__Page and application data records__
▽

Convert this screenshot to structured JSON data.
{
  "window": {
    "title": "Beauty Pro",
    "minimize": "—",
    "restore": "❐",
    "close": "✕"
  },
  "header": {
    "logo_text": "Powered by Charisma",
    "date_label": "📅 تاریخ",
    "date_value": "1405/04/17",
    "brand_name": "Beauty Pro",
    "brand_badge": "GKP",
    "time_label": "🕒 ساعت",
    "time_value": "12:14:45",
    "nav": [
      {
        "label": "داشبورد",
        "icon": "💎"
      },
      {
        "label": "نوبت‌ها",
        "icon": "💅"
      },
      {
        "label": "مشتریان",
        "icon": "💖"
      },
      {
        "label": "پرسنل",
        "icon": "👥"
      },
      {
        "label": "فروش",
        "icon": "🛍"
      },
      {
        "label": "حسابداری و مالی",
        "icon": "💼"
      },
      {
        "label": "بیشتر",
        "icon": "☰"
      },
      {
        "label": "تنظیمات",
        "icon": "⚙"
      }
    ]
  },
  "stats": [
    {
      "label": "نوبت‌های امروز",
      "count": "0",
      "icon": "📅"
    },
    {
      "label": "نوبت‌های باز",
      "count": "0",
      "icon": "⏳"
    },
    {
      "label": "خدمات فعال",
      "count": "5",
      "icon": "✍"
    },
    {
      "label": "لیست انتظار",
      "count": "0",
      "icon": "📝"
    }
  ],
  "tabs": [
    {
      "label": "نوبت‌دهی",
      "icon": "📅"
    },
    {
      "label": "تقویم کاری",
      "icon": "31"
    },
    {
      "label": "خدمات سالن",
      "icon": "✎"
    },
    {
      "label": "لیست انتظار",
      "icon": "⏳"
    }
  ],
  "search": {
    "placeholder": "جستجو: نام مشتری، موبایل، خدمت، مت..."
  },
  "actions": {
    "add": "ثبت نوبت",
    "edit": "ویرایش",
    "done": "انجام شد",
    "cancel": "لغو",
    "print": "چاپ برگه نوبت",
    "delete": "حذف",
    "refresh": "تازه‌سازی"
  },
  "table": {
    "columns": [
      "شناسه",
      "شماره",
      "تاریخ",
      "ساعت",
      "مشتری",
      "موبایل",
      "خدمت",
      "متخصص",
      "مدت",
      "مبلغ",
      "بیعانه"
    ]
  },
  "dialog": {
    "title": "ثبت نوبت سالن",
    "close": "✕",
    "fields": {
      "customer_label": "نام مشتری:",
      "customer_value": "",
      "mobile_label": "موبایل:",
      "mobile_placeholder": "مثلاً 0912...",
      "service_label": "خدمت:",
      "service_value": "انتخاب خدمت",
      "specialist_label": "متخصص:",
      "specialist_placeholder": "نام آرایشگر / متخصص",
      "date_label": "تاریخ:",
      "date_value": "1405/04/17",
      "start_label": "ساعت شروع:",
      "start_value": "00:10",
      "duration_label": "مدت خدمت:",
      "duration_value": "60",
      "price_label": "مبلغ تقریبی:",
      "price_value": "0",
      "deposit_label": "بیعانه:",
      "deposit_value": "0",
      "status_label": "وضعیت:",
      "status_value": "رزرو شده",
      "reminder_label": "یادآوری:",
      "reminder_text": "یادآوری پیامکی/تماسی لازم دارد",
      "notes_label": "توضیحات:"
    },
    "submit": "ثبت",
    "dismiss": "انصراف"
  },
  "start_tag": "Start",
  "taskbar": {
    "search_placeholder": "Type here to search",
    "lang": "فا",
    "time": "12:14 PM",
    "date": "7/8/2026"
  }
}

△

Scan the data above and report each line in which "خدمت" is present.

    "placeholder": "جستجو: نام مشتری، موبایل، خدمت، مت..."
      "خدمت",
      "service_label": "خدمت:",
      "service_value": "انتخاب خدمت",
      "duration_label": "مدت خدمت:",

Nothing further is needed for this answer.